§ **Task statement**
Where a line in the records below includes "Recent", pull that line out.

Data records for software interfaces
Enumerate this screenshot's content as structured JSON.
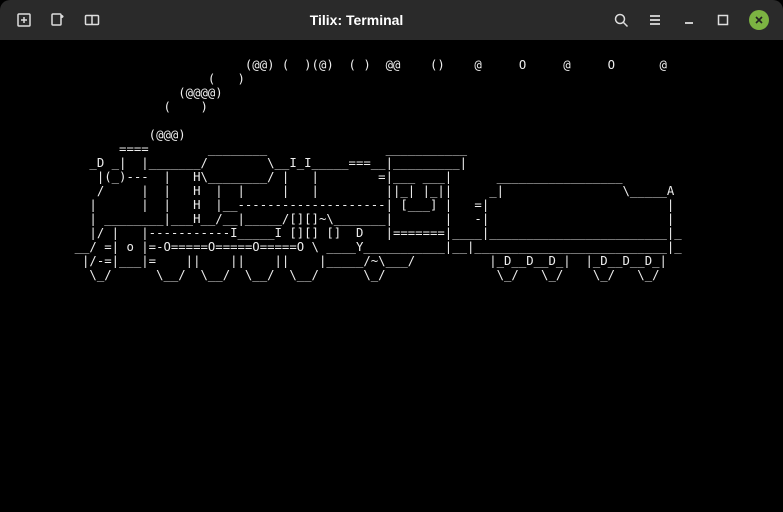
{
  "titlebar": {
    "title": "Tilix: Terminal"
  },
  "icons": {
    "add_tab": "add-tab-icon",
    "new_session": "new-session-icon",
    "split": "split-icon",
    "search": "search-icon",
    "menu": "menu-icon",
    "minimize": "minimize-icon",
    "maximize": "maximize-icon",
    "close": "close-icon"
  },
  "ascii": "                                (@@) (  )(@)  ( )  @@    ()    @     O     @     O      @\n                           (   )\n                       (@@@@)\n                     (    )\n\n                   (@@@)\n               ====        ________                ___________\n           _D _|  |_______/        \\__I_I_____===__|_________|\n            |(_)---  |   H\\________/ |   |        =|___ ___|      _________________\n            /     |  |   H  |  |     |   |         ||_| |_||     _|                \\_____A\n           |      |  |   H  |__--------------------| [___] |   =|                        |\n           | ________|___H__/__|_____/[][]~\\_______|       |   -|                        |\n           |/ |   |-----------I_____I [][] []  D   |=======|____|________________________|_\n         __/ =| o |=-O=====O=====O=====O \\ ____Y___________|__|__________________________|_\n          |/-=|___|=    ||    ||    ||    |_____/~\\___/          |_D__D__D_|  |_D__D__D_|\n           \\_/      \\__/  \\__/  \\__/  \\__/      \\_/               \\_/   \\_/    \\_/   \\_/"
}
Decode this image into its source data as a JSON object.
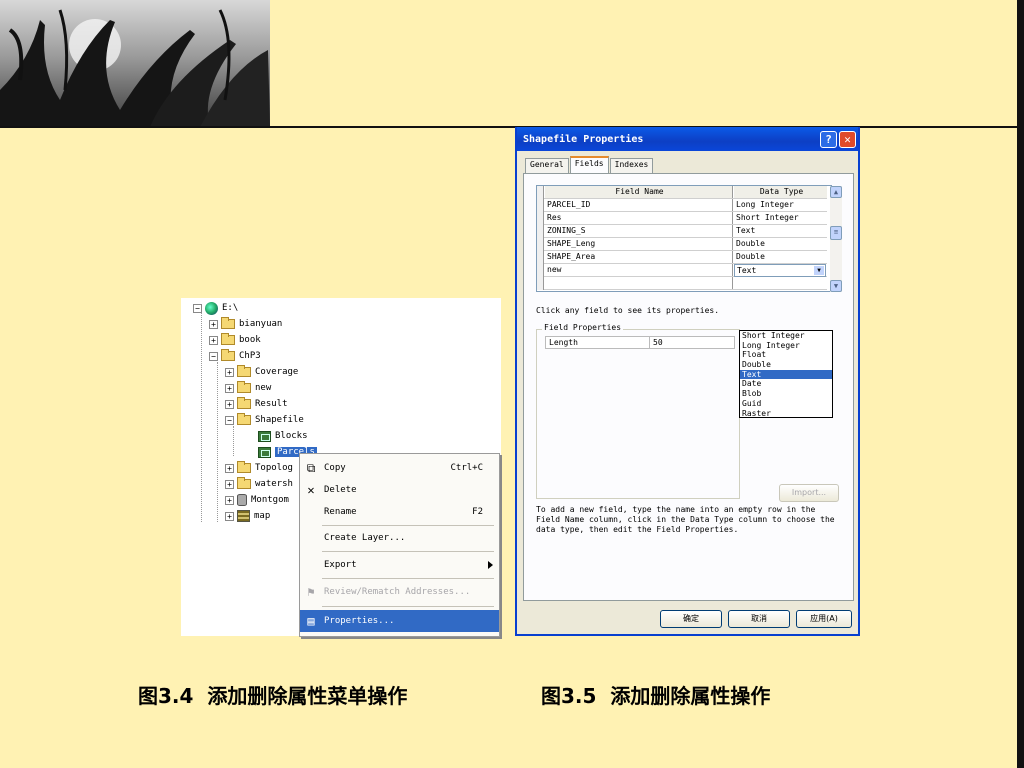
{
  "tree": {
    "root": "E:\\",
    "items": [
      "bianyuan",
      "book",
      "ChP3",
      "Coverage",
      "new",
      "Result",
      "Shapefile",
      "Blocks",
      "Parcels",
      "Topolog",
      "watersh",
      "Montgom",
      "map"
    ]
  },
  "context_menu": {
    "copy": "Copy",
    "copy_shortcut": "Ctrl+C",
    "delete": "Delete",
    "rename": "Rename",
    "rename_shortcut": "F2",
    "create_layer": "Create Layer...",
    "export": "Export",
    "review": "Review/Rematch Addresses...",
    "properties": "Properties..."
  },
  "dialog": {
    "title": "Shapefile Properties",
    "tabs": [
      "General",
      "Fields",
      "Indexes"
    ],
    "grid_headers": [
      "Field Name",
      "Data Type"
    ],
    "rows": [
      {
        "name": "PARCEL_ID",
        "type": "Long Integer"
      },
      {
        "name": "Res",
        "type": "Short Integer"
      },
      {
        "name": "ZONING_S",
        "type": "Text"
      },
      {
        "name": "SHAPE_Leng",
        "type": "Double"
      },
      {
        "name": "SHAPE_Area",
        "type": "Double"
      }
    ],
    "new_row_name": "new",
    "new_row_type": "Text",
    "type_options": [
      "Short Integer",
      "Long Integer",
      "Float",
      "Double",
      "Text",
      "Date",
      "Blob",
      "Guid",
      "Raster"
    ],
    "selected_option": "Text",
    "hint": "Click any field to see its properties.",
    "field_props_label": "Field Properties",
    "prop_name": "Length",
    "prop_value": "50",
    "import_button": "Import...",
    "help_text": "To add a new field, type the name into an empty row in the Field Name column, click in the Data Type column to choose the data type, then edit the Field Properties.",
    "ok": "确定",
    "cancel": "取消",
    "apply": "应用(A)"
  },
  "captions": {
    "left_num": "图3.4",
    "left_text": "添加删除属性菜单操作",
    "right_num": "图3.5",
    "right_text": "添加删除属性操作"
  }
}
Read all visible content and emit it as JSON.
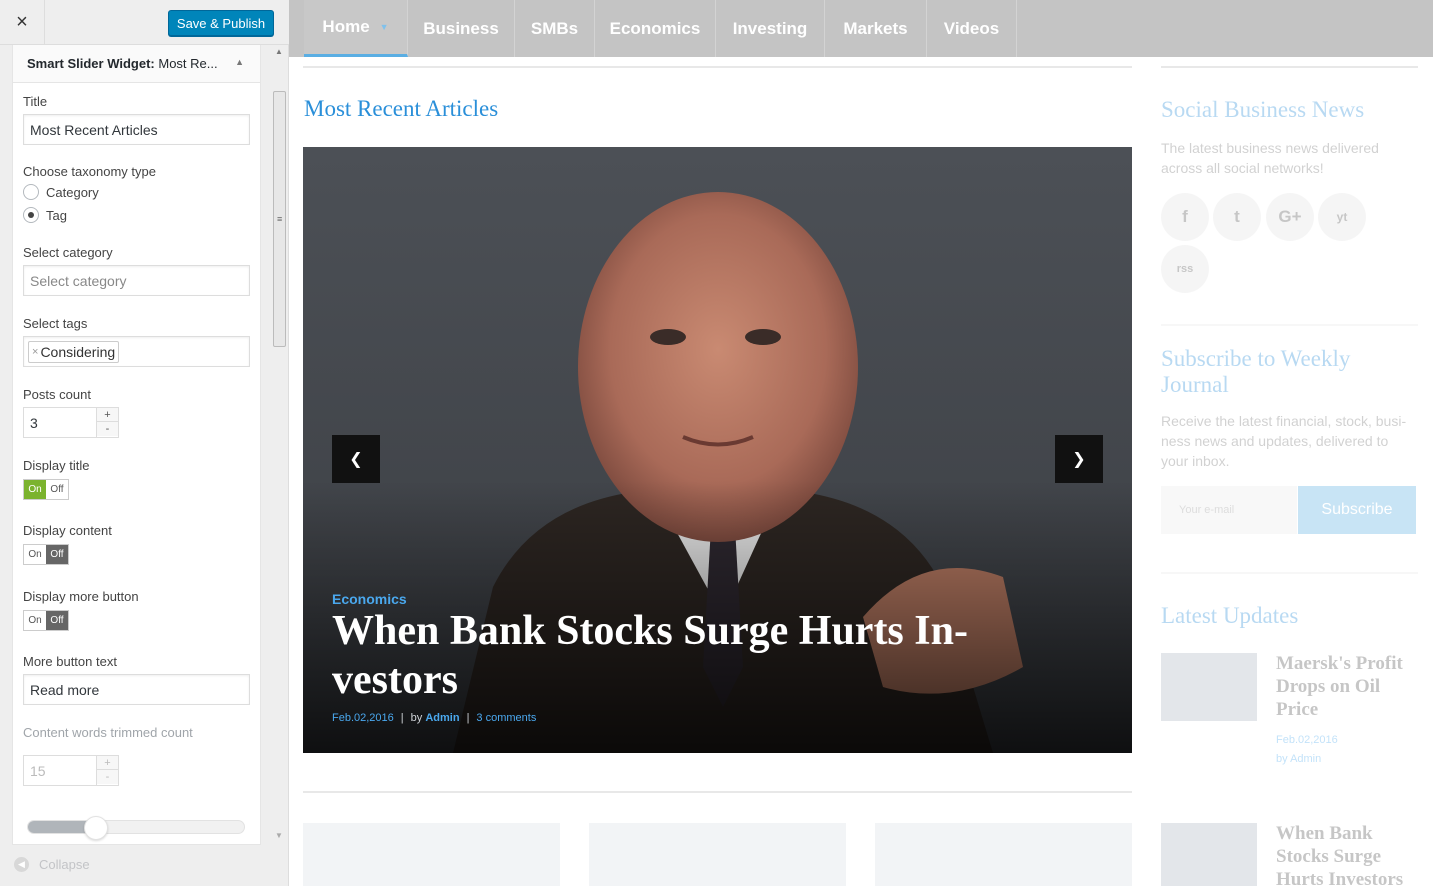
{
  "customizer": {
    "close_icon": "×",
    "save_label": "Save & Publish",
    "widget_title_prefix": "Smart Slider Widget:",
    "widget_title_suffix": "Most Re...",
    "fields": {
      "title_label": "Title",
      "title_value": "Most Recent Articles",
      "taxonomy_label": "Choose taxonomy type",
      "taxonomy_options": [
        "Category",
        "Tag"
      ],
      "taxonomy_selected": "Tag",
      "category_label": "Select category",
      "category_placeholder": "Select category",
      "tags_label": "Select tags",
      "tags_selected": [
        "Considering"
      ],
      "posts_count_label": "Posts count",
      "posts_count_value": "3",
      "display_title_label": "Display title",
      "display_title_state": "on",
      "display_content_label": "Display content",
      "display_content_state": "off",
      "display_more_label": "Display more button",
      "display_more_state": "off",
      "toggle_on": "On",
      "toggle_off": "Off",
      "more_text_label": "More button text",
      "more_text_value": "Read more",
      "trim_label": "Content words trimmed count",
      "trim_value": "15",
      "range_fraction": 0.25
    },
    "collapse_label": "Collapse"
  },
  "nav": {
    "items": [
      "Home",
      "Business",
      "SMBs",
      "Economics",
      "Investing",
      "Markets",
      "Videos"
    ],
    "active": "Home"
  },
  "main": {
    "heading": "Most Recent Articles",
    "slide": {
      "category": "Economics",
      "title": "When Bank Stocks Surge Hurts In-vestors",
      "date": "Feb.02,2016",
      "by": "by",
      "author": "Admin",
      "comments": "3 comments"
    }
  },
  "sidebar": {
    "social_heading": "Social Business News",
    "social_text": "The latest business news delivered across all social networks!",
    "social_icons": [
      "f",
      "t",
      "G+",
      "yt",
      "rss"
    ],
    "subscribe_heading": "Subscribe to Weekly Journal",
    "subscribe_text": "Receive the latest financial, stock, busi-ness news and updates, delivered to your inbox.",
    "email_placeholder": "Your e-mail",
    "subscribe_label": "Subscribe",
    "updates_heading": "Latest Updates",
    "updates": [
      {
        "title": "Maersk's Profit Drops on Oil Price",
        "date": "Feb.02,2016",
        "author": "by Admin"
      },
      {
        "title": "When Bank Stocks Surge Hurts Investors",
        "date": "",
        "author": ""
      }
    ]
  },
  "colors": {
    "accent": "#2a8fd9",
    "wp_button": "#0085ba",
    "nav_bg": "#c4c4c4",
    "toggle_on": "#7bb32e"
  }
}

§ **Written response**
      "title_value": "Most Recent Articles",
    "heading": "Most Recent Articles",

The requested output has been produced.